PROBLEM DETAILS. Pick the lines holding the string "Locate" out of the records and copy them.

INPUT MATERIAL.

>>>

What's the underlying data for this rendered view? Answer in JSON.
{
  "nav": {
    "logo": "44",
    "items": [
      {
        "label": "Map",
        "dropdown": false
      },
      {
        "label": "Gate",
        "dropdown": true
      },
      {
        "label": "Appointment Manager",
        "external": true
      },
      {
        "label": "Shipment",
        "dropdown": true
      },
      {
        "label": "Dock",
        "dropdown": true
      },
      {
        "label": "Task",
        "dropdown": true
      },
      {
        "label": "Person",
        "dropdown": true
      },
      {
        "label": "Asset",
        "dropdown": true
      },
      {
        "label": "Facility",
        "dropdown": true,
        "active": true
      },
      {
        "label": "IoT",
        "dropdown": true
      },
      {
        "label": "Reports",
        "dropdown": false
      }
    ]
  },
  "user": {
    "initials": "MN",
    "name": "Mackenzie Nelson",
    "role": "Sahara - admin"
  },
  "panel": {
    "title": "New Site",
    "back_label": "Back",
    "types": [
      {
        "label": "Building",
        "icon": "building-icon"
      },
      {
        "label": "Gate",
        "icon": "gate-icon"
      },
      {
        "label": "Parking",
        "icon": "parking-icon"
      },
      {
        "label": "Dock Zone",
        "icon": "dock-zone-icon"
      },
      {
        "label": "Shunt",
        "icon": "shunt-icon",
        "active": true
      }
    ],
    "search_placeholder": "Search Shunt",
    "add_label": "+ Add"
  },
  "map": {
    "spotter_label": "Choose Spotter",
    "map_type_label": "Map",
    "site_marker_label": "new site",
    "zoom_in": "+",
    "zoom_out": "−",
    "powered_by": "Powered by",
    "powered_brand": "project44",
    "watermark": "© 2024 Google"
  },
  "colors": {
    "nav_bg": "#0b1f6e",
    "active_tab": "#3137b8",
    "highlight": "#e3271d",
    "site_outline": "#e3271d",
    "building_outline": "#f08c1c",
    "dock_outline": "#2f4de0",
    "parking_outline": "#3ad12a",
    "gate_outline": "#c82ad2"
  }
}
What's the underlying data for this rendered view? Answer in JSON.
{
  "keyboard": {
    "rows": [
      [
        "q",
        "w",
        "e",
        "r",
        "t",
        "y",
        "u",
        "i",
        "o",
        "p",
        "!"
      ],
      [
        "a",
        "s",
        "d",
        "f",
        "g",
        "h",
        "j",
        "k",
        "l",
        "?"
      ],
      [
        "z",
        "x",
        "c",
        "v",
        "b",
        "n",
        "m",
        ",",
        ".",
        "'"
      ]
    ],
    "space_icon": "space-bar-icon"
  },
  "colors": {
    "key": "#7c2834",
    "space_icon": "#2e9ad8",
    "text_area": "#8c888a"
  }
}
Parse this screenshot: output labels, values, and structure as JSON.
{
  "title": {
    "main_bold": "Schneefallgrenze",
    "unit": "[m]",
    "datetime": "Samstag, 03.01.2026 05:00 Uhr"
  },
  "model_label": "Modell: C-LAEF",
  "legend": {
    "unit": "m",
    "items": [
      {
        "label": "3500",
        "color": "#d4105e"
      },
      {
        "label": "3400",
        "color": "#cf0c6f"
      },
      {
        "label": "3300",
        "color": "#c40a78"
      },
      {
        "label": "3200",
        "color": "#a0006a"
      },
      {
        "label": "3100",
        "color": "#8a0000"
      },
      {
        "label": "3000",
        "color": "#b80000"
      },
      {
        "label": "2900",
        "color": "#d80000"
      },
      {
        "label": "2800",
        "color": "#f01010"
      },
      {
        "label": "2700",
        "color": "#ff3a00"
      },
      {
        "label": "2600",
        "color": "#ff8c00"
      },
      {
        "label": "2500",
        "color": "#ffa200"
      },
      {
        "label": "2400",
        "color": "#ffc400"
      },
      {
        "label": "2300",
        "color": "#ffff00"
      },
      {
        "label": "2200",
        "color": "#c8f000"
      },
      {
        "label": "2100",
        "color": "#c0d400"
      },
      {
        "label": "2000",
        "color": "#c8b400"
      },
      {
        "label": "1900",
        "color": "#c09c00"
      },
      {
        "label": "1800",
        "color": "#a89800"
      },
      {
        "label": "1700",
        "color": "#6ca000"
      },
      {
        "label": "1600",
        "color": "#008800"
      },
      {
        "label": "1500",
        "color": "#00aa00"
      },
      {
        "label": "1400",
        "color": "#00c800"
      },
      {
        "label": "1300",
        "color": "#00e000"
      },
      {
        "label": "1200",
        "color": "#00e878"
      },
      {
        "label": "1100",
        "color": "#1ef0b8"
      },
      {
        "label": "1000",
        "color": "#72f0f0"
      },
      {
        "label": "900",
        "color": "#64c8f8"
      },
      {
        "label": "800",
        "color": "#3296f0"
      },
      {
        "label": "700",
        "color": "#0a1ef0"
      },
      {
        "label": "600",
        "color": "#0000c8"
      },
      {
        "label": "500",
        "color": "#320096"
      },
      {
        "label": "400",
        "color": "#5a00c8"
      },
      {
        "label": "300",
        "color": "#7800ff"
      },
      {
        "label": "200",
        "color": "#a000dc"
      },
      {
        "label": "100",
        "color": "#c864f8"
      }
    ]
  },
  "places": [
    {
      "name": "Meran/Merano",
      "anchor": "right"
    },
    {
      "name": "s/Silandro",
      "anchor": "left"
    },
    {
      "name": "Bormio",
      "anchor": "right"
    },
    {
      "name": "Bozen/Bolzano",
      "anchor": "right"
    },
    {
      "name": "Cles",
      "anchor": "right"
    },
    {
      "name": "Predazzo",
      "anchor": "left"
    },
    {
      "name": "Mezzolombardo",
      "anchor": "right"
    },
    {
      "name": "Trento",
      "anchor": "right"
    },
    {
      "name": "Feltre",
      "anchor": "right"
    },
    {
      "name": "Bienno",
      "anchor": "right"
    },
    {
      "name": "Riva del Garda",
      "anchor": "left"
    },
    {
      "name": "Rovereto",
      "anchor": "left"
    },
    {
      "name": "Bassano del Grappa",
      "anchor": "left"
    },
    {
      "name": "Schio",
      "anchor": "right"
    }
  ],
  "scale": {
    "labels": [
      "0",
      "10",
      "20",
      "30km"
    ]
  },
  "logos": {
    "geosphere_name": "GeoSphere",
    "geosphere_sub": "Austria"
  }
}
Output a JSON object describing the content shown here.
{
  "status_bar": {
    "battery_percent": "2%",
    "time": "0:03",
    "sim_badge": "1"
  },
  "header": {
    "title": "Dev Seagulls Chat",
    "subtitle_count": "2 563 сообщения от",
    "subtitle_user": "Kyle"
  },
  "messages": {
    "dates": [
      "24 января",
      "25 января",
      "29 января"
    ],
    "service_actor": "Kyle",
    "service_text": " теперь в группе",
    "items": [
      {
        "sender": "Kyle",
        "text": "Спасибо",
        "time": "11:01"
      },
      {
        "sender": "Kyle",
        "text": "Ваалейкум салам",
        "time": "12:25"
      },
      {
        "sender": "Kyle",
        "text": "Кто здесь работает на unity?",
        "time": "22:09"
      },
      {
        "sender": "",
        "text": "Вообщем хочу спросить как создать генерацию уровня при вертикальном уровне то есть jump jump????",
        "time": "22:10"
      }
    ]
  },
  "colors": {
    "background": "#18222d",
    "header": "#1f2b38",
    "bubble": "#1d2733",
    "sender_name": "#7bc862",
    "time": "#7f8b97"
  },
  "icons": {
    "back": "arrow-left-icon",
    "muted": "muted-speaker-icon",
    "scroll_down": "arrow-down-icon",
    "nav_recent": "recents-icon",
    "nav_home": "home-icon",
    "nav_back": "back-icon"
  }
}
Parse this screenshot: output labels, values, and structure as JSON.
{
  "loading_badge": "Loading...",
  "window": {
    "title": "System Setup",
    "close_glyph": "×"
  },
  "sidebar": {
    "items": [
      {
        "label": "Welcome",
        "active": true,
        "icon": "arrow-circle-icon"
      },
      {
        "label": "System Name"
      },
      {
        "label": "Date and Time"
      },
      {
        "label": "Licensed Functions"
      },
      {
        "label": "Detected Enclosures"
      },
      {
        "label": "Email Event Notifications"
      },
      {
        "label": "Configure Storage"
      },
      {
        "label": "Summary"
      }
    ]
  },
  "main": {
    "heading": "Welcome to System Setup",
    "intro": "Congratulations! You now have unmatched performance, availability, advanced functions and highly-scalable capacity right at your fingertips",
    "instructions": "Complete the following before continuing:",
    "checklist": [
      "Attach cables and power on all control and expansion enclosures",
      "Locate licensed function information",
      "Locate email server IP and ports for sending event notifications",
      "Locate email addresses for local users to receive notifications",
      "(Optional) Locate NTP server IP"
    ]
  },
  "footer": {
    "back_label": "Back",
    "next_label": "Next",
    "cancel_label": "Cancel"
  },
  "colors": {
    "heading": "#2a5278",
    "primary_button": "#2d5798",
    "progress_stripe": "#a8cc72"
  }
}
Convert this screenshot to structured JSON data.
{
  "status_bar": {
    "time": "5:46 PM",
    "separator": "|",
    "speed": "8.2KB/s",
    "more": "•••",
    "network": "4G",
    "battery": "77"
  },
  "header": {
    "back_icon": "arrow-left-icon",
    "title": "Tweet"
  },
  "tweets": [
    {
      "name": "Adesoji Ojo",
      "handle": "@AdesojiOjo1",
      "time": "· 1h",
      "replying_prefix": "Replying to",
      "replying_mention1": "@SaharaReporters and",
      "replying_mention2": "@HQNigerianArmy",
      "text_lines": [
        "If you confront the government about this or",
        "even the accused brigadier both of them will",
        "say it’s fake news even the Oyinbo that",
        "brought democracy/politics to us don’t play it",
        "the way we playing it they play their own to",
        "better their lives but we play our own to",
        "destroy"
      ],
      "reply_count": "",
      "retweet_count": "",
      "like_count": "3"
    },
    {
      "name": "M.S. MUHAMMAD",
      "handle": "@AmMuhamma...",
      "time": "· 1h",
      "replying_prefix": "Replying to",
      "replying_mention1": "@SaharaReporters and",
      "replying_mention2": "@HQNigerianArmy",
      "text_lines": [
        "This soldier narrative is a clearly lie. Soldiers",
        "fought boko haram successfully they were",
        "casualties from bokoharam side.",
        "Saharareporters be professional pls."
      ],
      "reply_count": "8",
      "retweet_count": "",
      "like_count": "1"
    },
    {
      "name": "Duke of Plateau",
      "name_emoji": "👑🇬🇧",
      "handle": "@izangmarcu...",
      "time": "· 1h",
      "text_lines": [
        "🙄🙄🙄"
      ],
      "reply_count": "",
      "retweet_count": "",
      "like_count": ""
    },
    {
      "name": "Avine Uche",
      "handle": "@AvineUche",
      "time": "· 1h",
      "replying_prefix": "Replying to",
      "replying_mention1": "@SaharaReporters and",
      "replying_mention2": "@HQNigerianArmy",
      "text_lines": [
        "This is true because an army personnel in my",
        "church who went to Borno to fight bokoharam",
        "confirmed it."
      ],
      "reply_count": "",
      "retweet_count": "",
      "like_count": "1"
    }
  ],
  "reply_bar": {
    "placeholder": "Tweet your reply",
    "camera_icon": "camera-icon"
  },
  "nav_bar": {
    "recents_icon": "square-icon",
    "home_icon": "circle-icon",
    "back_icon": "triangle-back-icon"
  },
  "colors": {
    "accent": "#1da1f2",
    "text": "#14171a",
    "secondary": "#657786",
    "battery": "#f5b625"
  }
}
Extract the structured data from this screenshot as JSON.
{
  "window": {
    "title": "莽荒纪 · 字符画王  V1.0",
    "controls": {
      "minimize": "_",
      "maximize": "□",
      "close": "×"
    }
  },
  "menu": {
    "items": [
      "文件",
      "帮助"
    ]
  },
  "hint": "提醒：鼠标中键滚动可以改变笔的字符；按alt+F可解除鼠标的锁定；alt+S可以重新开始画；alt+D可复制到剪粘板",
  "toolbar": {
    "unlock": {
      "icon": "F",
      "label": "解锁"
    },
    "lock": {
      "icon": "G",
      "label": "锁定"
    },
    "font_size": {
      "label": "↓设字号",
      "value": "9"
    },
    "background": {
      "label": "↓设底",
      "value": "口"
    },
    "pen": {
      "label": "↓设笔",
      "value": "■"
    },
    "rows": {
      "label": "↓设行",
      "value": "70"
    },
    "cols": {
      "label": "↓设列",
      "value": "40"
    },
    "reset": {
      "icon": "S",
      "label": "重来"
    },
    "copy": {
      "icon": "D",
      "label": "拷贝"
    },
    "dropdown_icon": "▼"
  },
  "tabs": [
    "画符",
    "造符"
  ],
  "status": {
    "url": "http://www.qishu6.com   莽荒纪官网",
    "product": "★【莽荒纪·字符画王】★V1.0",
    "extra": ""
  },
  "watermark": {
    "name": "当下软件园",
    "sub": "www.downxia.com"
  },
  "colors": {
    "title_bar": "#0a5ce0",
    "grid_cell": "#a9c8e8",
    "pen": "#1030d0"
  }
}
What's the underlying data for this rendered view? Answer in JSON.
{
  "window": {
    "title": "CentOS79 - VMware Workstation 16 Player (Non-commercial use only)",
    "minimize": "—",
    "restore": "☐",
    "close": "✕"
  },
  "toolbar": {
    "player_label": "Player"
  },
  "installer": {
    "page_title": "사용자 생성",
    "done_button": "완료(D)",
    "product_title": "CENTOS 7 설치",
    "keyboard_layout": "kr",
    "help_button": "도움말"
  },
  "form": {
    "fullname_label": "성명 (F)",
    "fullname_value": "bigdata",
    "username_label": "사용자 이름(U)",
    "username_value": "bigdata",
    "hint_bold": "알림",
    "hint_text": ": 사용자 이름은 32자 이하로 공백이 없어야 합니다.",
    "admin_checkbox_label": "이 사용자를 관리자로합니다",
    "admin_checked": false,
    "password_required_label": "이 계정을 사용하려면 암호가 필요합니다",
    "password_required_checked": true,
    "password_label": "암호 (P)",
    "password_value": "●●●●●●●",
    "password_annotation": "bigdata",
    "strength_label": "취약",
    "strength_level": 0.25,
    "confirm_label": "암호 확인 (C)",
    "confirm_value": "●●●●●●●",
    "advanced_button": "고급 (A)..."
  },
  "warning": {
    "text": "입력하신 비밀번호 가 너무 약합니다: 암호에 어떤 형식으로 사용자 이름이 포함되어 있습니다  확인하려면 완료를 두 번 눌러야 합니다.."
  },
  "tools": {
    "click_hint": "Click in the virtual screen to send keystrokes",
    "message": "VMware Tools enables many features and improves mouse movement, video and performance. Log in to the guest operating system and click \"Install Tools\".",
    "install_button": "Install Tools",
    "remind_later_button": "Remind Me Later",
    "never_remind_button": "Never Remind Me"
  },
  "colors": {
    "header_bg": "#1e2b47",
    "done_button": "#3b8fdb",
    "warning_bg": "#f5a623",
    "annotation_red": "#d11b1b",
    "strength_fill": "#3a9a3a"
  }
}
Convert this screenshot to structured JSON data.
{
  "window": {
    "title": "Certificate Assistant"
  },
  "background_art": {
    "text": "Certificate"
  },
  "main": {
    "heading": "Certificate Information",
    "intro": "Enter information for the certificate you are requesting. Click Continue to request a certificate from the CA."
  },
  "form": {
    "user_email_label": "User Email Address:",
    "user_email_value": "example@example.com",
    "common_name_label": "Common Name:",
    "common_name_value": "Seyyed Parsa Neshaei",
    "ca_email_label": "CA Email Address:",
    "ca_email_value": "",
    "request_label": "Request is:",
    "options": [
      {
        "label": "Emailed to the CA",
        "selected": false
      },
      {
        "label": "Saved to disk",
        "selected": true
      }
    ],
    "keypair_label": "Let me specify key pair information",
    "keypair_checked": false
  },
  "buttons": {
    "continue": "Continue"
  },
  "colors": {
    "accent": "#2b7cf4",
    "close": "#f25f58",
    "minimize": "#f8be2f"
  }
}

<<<

ANSWER TO THIS TASK.
      "Locate licensed function information",
      "Locate email server IP and ports for sending event notifications",
      "Locate email addresses for local users to receive notifications",
      "(Optional) Locate NTP server IP"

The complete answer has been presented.